For EMF, little evidence exists for long distance spore dispersal (Lamb, 1979; Allen & Hipps, 1984). This is supported by high levels of genetic differentiation between populations and little overlap in allele frequencies between populations. For these populations, the Rocky Mountains may be a formidable barrier to long distance dispersal between populations. However, nonoverlapping alleles between populations indicate a strong reproductive barrier to mating rather than a simple isolation-by-distance effect. Future studies should be aimed at assessing the genetic relatedness among populations.

Genotypic variation observed in sampled populations could have originated from genetically diverse founder populations, multiple sources of colonization, and somatic mutations (Milgroom et al., 1992; Wang & Szmidt, 2000). In the Sitka spruce population, a negative inbreeding coefficient (excess of heterozygotes) is suggestive of random mating within a local genetic neighborhood. In contrast, nonrandom mating in R. brevipes associated with lodgepole pine is supported by a positive inbreeding coefficient (deficiency of heterozygotes). Nonrandom mating could have arisen due to inbreeding within the population or colonization by diverse founder individuals from multiple genetic neighborhoods. If inbreeding were common, closely spatial individuals would likely share similar allele frequencies. If the latter were true, unrelated individuals with highly divergent genetic profiles reside in the local population. In R. brevipes sampled in lodgepole pine, the bimodal distribution of allele frequencies in the lodgepole pine site and a positive inbreeding coefficient suggests that the populations are comprised largely of genetically unrelated individuals. It is unlikely that mating between unrelated individuals within the sampled area is common; rather, genotypic diversity likely arose from colonization by genetically dissimilar founders.

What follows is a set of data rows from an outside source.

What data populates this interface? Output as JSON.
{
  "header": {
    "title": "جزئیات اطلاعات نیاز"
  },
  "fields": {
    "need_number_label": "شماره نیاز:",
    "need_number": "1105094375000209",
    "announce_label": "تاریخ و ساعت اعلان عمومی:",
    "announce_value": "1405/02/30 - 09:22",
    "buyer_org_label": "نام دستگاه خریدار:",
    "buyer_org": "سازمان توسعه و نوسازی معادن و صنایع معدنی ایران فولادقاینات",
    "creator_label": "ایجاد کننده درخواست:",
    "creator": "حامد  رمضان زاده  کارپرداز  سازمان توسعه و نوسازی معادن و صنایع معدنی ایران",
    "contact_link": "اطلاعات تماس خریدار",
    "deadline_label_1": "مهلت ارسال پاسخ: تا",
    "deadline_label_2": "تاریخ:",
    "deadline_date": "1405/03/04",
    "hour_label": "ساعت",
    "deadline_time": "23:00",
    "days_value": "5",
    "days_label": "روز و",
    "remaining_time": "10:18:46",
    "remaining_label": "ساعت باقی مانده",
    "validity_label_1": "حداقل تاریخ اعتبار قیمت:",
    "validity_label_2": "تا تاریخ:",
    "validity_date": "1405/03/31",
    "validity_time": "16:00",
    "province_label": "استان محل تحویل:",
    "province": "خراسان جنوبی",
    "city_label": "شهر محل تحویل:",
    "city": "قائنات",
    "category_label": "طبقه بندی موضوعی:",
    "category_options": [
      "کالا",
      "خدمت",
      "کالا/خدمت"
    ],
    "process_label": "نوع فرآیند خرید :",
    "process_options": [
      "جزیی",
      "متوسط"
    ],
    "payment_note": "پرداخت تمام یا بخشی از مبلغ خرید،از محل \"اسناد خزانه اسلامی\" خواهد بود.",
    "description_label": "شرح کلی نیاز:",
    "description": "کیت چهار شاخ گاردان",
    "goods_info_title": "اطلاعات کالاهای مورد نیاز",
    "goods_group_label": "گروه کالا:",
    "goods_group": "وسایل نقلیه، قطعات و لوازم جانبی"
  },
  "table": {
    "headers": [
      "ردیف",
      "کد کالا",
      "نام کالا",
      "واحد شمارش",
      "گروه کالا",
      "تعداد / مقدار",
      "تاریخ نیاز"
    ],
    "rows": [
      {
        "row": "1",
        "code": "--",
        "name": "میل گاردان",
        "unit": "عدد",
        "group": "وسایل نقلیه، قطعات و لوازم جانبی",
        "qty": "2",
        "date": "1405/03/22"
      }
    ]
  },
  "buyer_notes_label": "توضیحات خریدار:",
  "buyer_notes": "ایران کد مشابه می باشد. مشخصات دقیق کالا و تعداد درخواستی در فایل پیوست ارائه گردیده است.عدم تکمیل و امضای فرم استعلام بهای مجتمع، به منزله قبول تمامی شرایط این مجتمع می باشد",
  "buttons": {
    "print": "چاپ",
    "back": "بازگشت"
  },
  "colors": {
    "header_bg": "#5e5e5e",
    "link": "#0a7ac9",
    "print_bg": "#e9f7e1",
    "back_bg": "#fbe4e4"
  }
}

The sampling of sporocarps above ground may not be an adequate estimate of the size, frequency or spatial extension of genets below ground. In investigations of community structure above and below ground for EMF, the abundance of mycorrhizal morphotypes was not always indicative of the commonly occurring sporocarps (Gardes & Bruns, 1996; Dahlberg et al., 1997; Jonsson et al., 1999). Similarly, spatial extent of genotypes may not be reflected in sporocarp fruiting patterns. Future studies of the population dynamics of R. brevipes will be aimed at assessing the spatial extent and density of genets of mycorrhizae. Detailed studies employing molecular markers that estimate the relationships among individuals and that elucidate potential colonization and reproductive strategies of putative late-stage EMF such as R. brevipes are under way.


The authors would like to thank Terry McClean for technical support, R. Greg Thorn and two anonymous reviewers for critical suggestions for this manuscript. Funding was provided by Sigma Delta Epsilon Graduate Women in Science Eloise Gerry Fellowship, National Science Foundation DEB 0104976 & DEB 9974018, USDA Grant CREES 2000–02861, and a MacIntyre Stennis grant.